**GOAL OF THE EXERCISE**.
Please find the lines in the entries below that contain the word "JSON", and copy each one.

(Collected data entries)
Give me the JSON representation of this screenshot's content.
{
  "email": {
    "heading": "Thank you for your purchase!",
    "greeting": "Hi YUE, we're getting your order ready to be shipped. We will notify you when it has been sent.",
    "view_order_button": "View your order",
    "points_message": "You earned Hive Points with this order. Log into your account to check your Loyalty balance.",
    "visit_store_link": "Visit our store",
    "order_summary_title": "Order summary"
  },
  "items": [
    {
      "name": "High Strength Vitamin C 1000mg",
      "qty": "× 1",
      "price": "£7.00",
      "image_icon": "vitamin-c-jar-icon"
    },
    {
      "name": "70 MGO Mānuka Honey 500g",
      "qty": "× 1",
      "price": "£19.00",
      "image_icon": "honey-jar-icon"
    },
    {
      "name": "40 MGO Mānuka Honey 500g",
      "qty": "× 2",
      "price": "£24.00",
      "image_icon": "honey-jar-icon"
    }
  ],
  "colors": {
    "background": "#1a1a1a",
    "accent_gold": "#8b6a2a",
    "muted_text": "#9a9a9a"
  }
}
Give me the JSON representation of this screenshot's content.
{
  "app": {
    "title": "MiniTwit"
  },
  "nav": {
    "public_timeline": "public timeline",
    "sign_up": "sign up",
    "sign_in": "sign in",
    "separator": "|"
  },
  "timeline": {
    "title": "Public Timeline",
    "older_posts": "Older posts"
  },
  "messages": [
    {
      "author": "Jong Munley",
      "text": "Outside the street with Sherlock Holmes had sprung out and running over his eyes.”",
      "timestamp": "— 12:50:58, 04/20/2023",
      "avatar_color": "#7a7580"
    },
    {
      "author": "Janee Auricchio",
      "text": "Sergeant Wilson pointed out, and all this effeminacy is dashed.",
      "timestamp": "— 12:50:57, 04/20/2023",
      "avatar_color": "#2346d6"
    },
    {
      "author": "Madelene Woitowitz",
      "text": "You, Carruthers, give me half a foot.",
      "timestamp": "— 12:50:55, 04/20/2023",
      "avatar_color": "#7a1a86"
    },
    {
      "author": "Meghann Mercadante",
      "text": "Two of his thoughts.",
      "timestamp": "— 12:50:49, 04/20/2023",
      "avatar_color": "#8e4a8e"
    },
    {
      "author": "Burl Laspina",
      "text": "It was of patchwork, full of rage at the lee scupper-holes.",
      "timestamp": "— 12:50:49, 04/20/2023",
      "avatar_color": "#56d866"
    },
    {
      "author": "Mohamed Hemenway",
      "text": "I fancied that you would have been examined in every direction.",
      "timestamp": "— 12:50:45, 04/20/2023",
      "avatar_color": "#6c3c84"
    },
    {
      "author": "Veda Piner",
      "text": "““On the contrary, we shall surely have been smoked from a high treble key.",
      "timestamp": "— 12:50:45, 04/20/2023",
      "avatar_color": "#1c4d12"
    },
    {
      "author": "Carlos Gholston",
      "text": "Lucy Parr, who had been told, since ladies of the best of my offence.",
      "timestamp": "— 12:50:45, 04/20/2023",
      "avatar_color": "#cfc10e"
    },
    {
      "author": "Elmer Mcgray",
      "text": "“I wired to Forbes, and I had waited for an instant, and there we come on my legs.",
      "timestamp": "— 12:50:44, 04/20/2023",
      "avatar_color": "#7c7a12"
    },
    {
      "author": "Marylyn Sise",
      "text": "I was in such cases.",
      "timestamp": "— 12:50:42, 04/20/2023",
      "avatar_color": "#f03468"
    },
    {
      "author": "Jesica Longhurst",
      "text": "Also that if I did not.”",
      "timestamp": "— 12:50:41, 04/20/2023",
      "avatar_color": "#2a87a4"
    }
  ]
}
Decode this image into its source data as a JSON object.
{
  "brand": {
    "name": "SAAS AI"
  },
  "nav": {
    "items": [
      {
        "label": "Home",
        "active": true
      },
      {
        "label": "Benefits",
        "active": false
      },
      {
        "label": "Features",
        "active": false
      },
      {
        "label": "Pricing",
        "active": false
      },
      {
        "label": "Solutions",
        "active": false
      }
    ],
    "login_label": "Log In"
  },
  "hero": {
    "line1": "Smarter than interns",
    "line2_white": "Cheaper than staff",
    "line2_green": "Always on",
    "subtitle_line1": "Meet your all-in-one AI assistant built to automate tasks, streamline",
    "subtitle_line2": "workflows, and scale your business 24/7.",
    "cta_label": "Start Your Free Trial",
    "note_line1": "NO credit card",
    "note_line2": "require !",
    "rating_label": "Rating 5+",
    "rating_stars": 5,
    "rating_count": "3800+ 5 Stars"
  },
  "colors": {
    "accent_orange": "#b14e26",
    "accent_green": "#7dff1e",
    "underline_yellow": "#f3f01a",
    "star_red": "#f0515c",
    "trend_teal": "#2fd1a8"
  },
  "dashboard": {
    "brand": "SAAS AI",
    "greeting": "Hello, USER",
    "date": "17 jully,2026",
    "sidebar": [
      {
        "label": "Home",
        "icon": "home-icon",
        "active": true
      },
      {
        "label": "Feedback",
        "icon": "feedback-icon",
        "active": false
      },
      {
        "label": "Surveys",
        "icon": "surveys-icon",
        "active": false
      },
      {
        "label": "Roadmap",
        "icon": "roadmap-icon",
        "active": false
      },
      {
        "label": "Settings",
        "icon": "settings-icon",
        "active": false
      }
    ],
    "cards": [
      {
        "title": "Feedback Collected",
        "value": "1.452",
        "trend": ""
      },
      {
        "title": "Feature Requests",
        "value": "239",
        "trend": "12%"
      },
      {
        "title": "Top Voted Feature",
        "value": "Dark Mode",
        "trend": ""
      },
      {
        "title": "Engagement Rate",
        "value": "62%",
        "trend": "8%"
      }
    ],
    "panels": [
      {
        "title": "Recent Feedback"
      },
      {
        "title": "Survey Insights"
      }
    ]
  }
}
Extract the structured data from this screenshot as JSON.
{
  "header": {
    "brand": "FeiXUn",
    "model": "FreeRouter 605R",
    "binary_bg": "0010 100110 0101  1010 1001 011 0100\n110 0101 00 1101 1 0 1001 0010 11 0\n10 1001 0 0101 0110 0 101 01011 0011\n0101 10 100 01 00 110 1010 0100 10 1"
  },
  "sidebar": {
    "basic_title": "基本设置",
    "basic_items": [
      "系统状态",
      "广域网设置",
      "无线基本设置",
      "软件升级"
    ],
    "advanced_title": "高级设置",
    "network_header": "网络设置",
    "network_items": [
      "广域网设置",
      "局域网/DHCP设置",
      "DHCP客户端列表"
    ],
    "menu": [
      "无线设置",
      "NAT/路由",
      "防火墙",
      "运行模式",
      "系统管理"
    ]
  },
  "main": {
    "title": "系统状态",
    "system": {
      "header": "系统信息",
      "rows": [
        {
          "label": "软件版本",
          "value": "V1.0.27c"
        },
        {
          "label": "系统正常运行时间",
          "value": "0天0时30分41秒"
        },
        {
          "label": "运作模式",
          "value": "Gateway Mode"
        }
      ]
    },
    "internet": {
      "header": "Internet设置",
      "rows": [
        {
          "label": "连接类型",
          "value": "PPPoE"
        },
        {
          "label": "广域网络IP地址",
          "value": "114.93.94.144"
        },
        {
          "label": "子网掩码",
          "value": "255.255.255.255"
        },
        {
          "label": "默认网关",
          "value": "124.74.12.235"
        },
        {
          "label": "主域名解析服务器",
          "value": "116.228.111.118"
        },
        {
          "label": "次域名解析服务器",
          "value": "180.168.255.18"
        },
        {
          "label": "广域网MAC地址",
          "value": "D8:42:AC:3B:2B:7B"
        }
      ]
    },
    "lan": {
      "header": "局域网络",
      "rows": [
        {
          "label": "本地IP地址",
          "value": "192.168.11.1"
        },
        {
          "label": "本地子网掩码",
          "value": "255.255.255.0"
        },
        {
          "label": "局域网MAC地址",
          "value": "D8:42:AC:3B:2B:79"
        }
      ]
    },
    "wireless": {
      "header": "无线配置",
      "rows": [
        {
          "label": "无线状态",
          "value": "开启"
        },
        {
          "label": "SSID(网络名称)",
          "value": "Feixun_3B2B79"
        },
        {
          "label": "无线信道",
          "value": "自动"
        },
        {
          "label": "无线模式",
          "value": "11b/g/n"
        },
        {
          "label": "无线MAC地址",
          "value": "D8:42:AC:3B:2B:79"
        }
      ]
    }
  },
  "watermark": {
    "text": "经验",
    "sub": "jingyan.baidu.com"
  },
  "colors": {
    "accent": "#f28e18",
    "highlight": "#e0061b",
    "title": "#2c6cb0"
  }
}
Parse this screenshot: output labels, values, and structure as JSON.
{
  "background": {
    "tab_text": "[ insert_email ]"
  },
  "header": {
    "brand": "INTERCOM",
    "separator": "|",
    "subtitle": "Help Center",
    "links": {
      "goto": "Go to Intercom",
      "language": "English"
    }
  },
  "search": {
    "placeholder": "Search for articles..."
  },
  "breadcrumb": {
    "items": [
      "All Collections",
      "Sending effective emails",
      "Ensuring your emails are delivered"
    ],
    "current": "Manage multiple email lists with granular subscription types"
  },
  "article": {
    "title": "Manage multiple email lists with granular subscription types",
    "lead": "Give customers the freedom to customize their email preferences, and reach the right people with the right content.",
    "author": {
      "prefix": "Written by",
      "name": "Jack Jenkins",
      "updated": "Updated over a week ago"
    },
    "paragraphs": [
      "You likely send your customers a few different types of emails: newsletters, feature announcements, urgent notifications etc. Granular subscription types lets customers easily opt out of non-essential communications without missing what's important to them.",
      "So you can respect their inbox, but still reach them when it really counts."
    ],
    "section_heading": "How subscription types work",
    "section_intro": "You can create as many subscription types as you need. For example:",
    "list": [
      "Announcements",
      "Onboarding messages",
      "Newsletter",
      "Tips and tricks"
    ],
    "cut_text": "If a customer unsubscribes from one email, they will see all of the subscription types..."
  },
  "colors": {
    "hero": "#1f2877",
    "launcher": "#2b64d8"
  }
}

**RESULT FOR THIS EXERCISE**.
Give me the JSON representation of this screenshot's content.
Give me the JSON representation of this screenshot's content.
Decode this image into its source data as a JSON object.
Extract the structured data from this screenshot as JSON.
Parse this screenshot: output labels, values, and structure as JSON.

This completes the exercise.